_Work instructions_:
Give the lines again, unchanged, starting with the line containing "Decode this image" and ending with the last line of the data below.

_Data_:
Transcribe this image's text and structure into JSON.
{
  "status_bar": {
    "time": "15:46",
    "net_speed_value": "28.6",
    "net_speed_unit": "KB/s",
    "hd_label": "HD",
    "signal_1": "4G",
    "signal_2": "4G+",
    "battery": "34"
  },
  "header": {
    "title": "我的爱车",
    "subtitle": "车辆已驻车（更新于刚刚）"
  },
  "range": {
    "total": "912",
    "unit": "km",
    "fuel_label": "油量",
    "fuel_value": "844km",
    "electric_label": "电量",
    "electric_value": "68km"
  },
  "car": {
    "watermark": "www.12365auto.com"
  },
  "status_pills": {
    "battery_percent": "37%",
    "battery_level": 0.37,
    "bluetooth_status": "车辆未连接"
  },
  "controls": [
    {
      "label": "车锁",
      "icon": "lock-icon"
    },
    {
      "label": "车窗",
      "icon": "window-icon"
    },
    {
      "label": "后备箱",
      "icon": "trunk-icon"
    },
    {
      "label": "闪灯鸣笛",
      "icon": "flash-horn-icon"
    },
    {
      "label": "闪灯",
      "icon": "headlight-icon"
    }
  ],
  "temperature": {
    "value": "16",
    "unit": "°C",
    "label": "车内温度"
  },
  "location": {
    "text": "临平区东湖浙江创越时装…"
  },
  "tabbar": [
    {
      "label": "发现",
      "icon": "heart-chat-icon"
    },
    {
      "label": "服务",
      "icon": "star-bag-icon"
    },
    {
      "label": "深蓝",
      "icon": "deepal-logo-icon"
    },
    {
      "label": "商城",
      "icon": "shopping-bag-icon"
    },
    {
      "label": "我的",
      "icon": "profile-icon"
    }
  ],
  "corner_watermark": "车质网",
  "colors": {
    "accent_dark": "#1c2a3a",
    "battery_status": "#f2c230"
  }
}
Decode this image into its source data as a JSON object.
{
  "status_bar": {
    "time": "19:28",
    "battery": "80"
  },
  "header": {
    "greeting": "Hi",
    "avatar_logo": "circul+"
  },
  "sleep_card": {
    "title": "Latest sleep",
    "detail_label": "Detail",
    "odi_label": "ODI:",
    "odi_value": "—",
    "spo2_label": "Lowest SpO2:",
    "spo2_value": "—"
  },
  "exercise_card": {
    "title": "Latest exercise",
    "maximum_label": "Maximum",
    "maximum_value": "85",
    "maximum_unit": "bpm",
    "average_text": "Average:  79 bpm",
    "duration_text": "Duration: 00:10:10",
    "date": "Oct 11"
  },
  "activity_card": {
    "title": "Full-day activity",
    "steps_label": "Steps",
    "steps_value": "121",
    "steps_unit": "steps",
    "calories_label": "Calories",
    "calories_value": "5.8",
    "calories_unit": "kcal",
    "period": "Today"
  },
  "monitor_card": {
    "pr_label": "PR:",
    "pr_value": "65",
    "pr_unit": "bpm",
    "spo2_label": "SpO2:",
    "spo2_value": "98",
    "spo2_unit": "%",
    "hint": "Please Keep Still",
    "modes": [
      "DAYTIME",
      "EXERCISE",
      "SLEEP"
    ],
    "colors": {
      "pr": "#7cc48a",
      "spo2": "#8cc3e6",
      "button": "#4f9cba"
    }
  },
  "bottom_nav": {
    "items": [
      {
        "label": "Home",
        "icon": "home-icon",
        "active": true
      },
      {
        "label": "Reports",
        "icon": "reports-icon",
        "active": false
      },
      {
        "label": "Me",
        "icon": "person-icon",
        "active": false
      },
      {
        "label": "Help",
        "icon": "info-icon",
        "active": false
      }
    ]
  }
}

_Reply_:
Decode this image into its source data as a JSON object.
{
  "status_bar": {
    "time": "19:28",
    "battery": "80"
  },
  "header": {
    "greeting": "Hi",
    "avatar_logo": "circul+"
  },
  "sleep_card": {
    "title": "Latest sleep",
    "detail_label": "Detail",
    "odi_label": "ODI:",
    "odi_value": "—",
    "spo2_label": "Lowest SpO2:",
    "spo2_value": "—"
  },
  "exercise_card": {
    "title": "Latest exercise",
    "maximum_label": "Maximum",
    "maximum_value": "85",
    "maximum_unit": "bpm",
    "average_text": "Average:  79 bpm",
    "duration_text": "Duration: 00:10:10",
    "date": "Oct 11"
  },
  "activity_card": {
    "title": "Full-day activity",
    "steps_label": "Steps",
    "steps_value": "121",
    "steps_unit": "steps",
    "calories_label": "Calories",
    "calories_value": "5.8",
    "calories_unit": "kcal",
    "period": "Today"
  },
  "monitor_card": {
    "pr_label": "PR:",
    "pr_value": "65",
    "pr_unit": "bpm",
    "spo2_label": "SpO2:",
    "spo2_value": "98",
    "spo2_unit": "%",
    "hint": "Please Keep Still",
    "modes": [
      "DAYTIME",
      "EXERCISE",
      "SLEEP"
    ],
    "colors": {
      "pr": "#7cc48a",
      "spo2": "#8cc3e6",
      "button": "#4f9cba"
    }
  },
  "bottom_nav": {
    "items": [
      {
        "label": "Home",
        "icon": "home-icon",
        "active": true
      },
      {
        "label": "Reports",
        "icon": "reports-icon",
        "active": false
      },
      {
        "label": "Me",
        "icon": "person-icon",
        "active": false
      },
      {
        "label": "Help",
        "icon": "info-icon",
        "active": false
      }
    ]
  }
}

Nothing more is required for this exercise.